==== THE RECORDS

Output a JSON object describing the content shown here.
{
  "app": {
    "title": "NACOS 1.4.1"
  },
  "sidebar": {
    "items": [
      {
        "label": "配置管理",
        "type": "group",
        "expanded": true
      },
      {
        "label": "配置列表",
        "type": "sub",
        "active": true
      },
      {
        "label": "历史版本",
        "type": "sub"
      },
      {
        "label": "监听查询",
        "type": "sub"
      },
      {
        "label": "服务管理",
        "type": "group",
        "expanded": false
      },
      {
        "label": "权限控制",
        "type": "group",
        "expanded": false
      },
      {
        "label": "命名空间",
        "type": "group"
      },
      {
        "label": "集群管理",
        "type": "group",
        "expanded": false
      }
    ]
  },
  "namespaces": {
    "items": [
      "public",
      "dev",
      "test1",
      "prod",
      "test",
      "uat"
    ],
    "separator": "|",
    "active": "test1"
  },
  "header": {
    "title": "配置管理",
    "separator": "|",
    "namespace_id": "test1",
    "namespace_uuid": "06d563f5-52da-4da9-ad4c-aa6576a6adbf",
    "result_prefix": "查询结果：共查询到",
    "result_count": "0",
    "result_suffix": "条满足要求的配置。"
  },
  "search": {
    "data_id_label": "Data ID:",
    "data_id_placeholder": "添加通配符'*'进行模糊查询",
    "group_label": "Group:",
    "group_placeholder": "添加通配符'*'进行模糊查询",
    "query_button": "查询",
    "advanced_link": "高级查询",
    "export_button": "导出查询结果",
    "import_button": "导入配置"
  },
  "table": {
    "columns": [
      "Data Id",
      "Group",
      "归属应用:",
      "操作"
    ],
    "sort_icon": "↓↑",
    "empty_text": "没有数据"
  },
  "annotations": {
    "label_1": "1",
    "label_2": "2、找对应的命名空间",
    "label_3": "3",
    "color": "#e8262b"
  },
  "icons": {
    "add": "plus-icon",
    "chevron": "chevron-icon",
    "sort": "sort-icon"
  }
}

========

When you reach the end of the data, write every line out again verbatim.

Output a JSON object describing the content shown here.
{
  "app": {
    "title": "NACOS 1.4.1"
  },
  "sidebar": {
    "items": [
      {
        "label": "配置管理",
        "type": "group",
        "expanded": true
      },
      {
        "label": "配置列表",
        "type": "sub",
        "active": true
      },
      {
        "label": "历史版本",
        "type": "sub"
      },
      {
        "label": "监听查询",
        "type": "sub"
      },
      {
        "label": "服务管理",
        "type": "group",
        "expanded": false
      },
      {
        "label": "权限控制",
        "type": "group",
        "expanded": false
      },
      {
        "label": "命名空间",
        "type": "group"
      },
      {
        "label": "集群管理",
        "type": "group",
        "expanded": false
      }
    ]
  },
  "namespaces": {
    "items": [
      "public",
      "dev",
      "test1",
      "prod",
      "test",
      "uat"
    ],
    "separator": "|",
    "active": "test1"
  },
  "header": {
    "title": "配置管理",
    "separator": "|",
    "namespace_id": "test1",
    "namespace_uuid": "06d563f5-52da-4da9-ad4c-aa6576a6adbf",
    "result_prefix": "查询结果：共查询到",
    "result_count": "0",
    "result_suffix": "条满足要求的配置。"
  },
  "search": {
    "data_id_label": "Data ID:",
    "data_id_placeholder": "添加通配符'*'进行模糊查询",
    "group_label": "Group:",
    "group_placeholder": "添加通配符'*'进行模糊查询",
    "query_button": "查询",
    "advanced_link": "高级查询",
    "export_button": "导出查询结果",
    "import_button": "导入配置"
  },
  "table": {
    "columns": [
      "Data Id",
      "Group",
      "归属应用:",
      "操作"
    ],
    "sort_icon": "↓↑",
    "empty_text": "没有数据"
  },
  "annotations": {
    "label_1": "1",
    "label_2": "2、找对应的命名空间",
    "label_3": "3",
    "color": "#e8262b"
  },
  "icons": {
    "add": "plus-icon",
    "chevron": "chevron-icon",
    "sort": "sort-icon"
  }
}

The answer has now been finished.